We know meditation can help us in numerous ways such as to manifest inner peace, increase self-awareness, become more grounded, calmer, present, conscious, inspired, rejuvenated, spiritual, fulfilled and balanced. Phew!
As if that wasn’t enough, the effects can be magnified and increased by meditating with a loved one.
Just a few months ago researchers in Germany came to a groundbreaking conclusion after conducting a study: meditating in twos may help us feel closer and more open with one another.
The study in the Max Plank Institute saw participants partake in practicing ‘dyadic meditation’, i.e., they meditated in twos, as part of their ReSource Project—a longitudinal study looking at the impacts of different meditation practices on mental health and social skills.
Couples said they felt increased closeness towards one another and found themselves become more willing to share personal information, indicating increased trust and bonding.

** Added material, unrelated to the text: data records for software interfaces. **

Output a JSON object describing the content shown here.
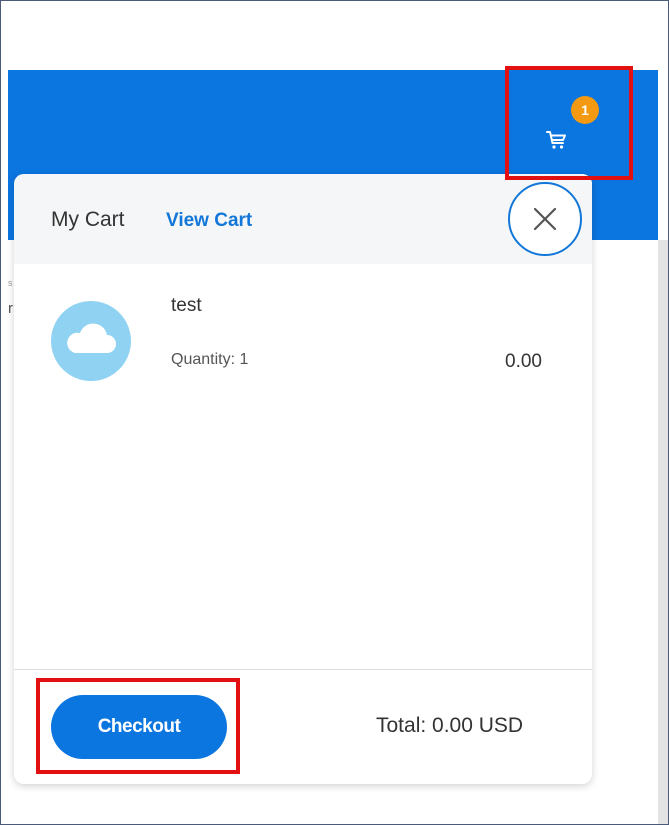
{
  "header": {
    "cart_count": "1"
  },
  "cart": {
    "title": "My Cart",
    "view_cart_label": "View Cart",
    "items": [
      {
        "name": "test",
        "quantity_label": "Quantity: 1",
        "price": "0.00"
      }
    ],
    "checkout_label": "Checkout",
    "total_label": "Total: 0.00 USD"
  },
  "background": {
    "partial_text": "r",
    "partial_text_small": "s"
  },
  "colors": {
    "brand_blue": "#0b75e0",
    "link_blue": "#1277d8",
    "badge_orange": "#f39a12",
    "highlight_red": "#e21010",
    "thumbnail_blue": "#8fd2f2"
  },
  "icons": {
    "cart": "cart-icon",
    "close": "close-icon",
    "item": "cloud-icon"
  }
}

Sounds good to us.
Jody Shield, who is meditation ambassador for Lululemon, says you get an extra sense of support when meditating with your other half – in more ways than one.
She says the best way to try meditating in twos is to sit back-to-back to support each other: ‘When meditating, we usually have to wiggle quite a bit to find the right posture and comfortable position. By adopting this position, you’ll feel physically and in turn mentally supported by each other too.’
Another top tip is to try breathing in sync: ‘Breathing is very relaxing, and breathing in tandem with another person feels very calming. Try this at the same time, placing one hand on your heart centre and breathing in two slow counts, and out two slow counts.’
Rory James MacLaren-Jackson, clinical hypnotherapist and author of 7-Day Mindfulness [www.unlockingchange.com] says: ‘Just by setting aside a few minutes every so often, meditation and quiet relaxation can be a fantastic tool in reconnecting with your partner and in turn strengthening your relationship and trust in each other.’
Rory says the first step is to choose the right time: ‘Pick a time when you’re both feeling relaxed – perhaps once the kids are in bed and you’re unlikely to be interrupted. Make sure you’re not squeezing it in between other activities – no clock watching!
‘If you’re new to meditation, it’s unrealistic to think that you’ll be able to begin meditating for an hour or two at a time. Start with maybe 10-15 minutes and work your way up. Switch off your TV, mobile phone and any other distractions that might get in the way. If silence is deafening rather than therapeutic for you both, you may want to put some quiet music on in the background.’
It’s not uncommon to get the giggles when you start afresh – but this is totally normal. Rory says: ‘Laughing is a great stress reliever and meditation should be an enjoyable experience after all. There are no hard and fast rules on how to meditate, but the key is to be quiet, relaxed and to connect.
Whether you meditate together or alone, make sure you’re in comfortable. Rory recommends wearing loose-fitting clothing ‘so you don’t feel restricted. Consider the temperature of the room – is it too hot or too cold?’
When you’re ready to start, sit down together on the floor cross-legged and back to back. ‘Again, make sure you’re both comfortable – you may wish to sit on a cushion or rug.’
Put your hands palms up on your legs and join the index finger and thumb of both hands together lightly. Ensure to keep your spine straight so that your ‘chakras’, i.e. the energies that run from your tail bone to the crown of your head, are aligned.
To meditate, try to minimise thoughts of day to day worries. Rory says: ‘We carry a lot of mental stress, both conscious and subconscious. Let it go, let it flow out of you.’
As you exhale, release your thoughts and witness them as cloud passing by a clear sky.
Try to retain some awareness of your body and release tensions with intention. Rory says: ‘It’s likely your shoulders, and even your jaw, are tense. Physically make your shoulders drop and your jaw unclench. Muscle tension is an indicator of stress levels in the body. Relax your muscles and your body.
‘Feel your clothes next to your skin, the feeling of your heart beating and the sound of your breathing. Listen to your partner’s breathing and feel their hands in yours. It’s all about being in the present and enjoying just co-existing with each other.
Whilst you are meditating, allow yourself to feel grateful for what you have, including your partner and the happiness and support they bring.
When you’re both ready to finish, discuss how you both felt and try to set a time to meditate together again. After all, practice makes perfect.’
Meditating together can not only help strengthen your relationship with your other half but with friends and family members too… even colleagues!
Results from the Max Plank study showed that those participating in the partner exercises increased feelings of closeness and increased their willingness to self-disclose with partners over time—even though the partners changed each week. This suggests that dyadic meditation helps strengthen social relationships, in general, and not just to a specific partner.
When you meditate together you’ll not only connect on a deeper level but you’ll feel relaxed and regulated at the same time, more in tune and on the same level.